- Fixtures & Results
- Score Centre
- Live on Sky
Select a team
- New Zealand
- S Africa
- Sri Lanka
- W Indies
- Pune Warriors
- Sunrisers Hyderabad
South Africa squad:
Graeme Smith (captain)
AB de Villiers
Roelof van der Merwe
Strangely enough while other teams have embraced the shortest form of the game, South Africa have played only two twenty20 internationals since last year's competition.
The Proteas don't have the best record in major tournaments, with the 'chokers' tag continuing to plague Graeme Smith's men.
Last time out the South Africans made it to the semi-final stage before falling to eventual champions Pakistan, and performed in a similar manner in the 2007 World Cup in the Caribbean, making to the final four before coming up second best against an unstoppable Australian outfit.
The Proteas squad does not look as formidable as it has at times in the past but despite that there is more than enough quality in the side to suggest that the South Africans will be in contention when the business end of the competition arrives.
The Proteas are lucky enough to have plenty of options at the top of the order, with Graeme Smith, Jacques Kallis, Herschelle Gibbs and Loots Bosman all in contention for a place in the top three.
Kallis' sparkling form in the Indian Premier League with the Bangalore Royal Challengers should secure his spot, probably at number three.
Bosman's knocks of 94 and 58 last time out against England may see him pip Gibbs for the position of Smith's opening partner. AB de Villiers and Albie Morkel will be the rocks of the middle order.
As for the bowling, oaceman Dale Steyn is a handful for opposing batsmen no matter what form of the game he is playing in.
With Wayne Parnell and Justin Kemp ruled out of the tournament through injury, the South African's bowling line-up looks a bit thin.
Steyn and Charl Langeveldt should form a good new ball combination and Kallis will undoubtedly be as reliable as always, but beyond that the Proteas look a little short.
Albie Morkel has struggled with the ball of late and despite early promise questions still hang over Roelof van der Merwe's long-term future at the highest level.
JP Duminy can chip in with a few overs but should one of the strike bowlers suffer an injury a heavy burden will fall on the inexperienced duo of Juan Theron and Rory Kleinveldt.
Six-hitter - Albie Morkel
In the 08/09 season in Australia, Morkel's big hitting during the 50-over series catapulted the all-rounder into star master blaster for the Proteas, and rightly so, as the left-hander near unstoppable at his best.
Unfortunately the 28-year-old has largely failed to build on those performances, with innings of substance few and far between.
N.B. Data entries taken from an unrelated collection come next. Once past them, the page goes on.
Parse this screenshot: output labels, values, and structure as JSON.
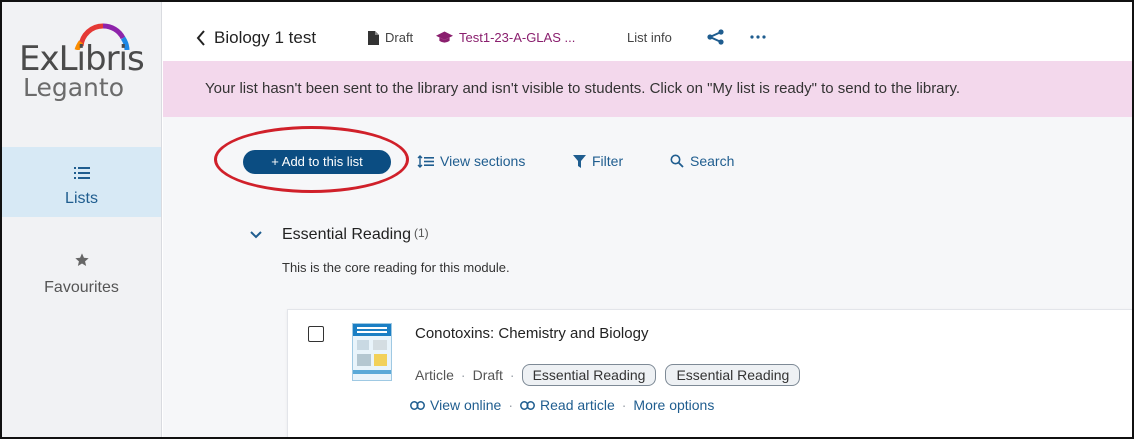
{
  "sidebar": {
    "logo_line1": "ExLibris",
    "logo_line2": "Leganto",
    "items": [
      {
        "label": "Lists",
        "icon": "list-icon",
        "active": true
      },
      {
        "label": "Favourites",
        "icon": "star-icon",
        "active": false
      }
    ]
  },
  "header": {
    "back_icon": "chevron-left-icon",
    "list_title": "Biology 1 test",
    "status_label": "Draft",
    "course_label": "Test1-23-A-GLAS ...",
    "list_info_label": "List info",
    "share_icon": "share-icon",
    "more_icon": "more-icon"
  },
  "banner": {
    "message": "Your list hasn't been sent to the library and isn't visible to students. Click on \"My list is ready\" to send to the library."
  },
  "toolbar": {
    "add_label": "+ Add to this list",
    "view_sections_label": "View sections",
    "filter_label": "Filter",
    "search_label": "Search"
  },
  "section": {
    "title": "Essential Reading",
    "count": "(1)",
    "description": "This is the core reading for this module."
  },
  "item": {
    "title": "Conotoxins: Chemistry and Biology",
    "type": "Article",
    "status": "Draft",
    "tags": [
      "Essential Reading",
      "Essential Reading"
    ],
    "actions": {
      "view_online": "View online",
      "read_article": "Read article",
      "more_options": "More options"
    }
  },
  "colors": {
    "accent": "#0b4d82",
    "banner_bg": "#f3d8ec",
    "sidebar_bg": "#f1f2f4",
    "active_nav_bg": "#d7e9f5",
    "annotation_circle": "#d0202a",
    "course_icon": "#8a1f6e"
  }
}
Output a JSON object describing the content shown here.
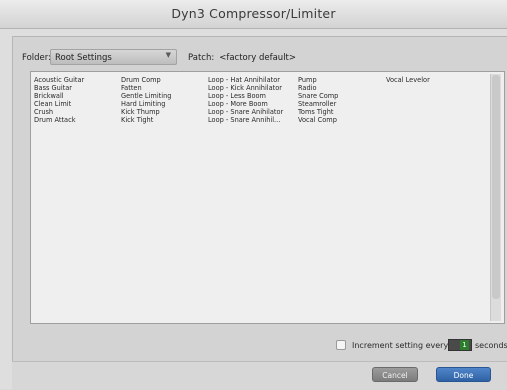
{
  "window": {
    "title": "Dyn3 Compressor/Limiter"
  },
  "folder": {
    "label": "Folder:",
    "value": "Root Settings"
  },
  "patch": {
    "label": "Patch:",
    "value": "<factory default>"
  },
  "presets": {
    "col1": [
      "Acoustic Guitar",
      "Bass Guitar",
      "Brickwall",
      "Clean Limit",
      "Crush",
      "Drum Attack"
    ],
    "col2": [
      "Drum Comp",
      "Fatten",
      "Gentle Limiting",
      "Hard Limiting",
      "Kick Thump",
      "Kick Tight"
    ],
    "col3": [
      "Loop - Hat Annihilator",
      "Loop - Kick Annihilator",
      "Loop - Less Boom",
      "Loop - More Boom",
      "Loop - Snare Anihilator",
      "Loop - Snare Annihil..."
    ],
    "col4": [
      "Pump",
      "Radio",
      "Snare Comp",
      "Steamroller",
      "Toms Tight",
      "Vocal Comp"
    ],
    "col5": [
      "Vocal Levelor"
    ]
  },
  "increment": {
    "label": "Increment setting every",
    "value": "1",
    "unit": "seconds",
    "checked": false
  },
  "buttons": {
    "cancel": "Cancel",
    "done": "Done"
  },
  "colors": {
    "done_button": "#3a6fb5",
    "counter_fill": "#2e7d2e"
  }
}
Often expected to perform miracles in the final throngs of the innings, Morkel's lack of progression has not been helped many elements of the team's tactics.
Strike bowler - Dale Steyn
In last year's ICC Champions Trophy it was Wayne Parnell who took the majority of the wickets while Steyn performed the anchor role at the other end.
With the left-armer on the sidelines, there will be extra pressure on Steyn to fire on all cylinders. He isn't in the top echelons of fast bowling by chance though; the 26-year-old has the ability to wreck havoc on even the most established of batting line-ups.
Look out for...Charl Langeveldt
With Wayne Parnell injured, Charl Langeveldt looks certain to share the new ball with Steyn, and the experienced campaigner could prove to be one of the surprises of the tournament.
A wily bowler, Langeveldt enjoyed a profitable early spell in the IPL, picking up five wickets in his three matches at an average of 17.60 and an economy rate of 8.
Unfortunately for Langeveldt and the Proteas the combination of injury and the arrival of Shane Bond at the Kolkata Knight Riders put pay to his participation in the latter stages of the competition.
However, the 35-year-old could throw up a few surprises in the Caribbean.
Experts & Blogs
Axing Alastair Cook as captain before the World Cup is not the answer to England’s one-day woes, says Andrew Strauss.
India taught England a lesson in one day cricket at Trent Bridge, says David Lloyd.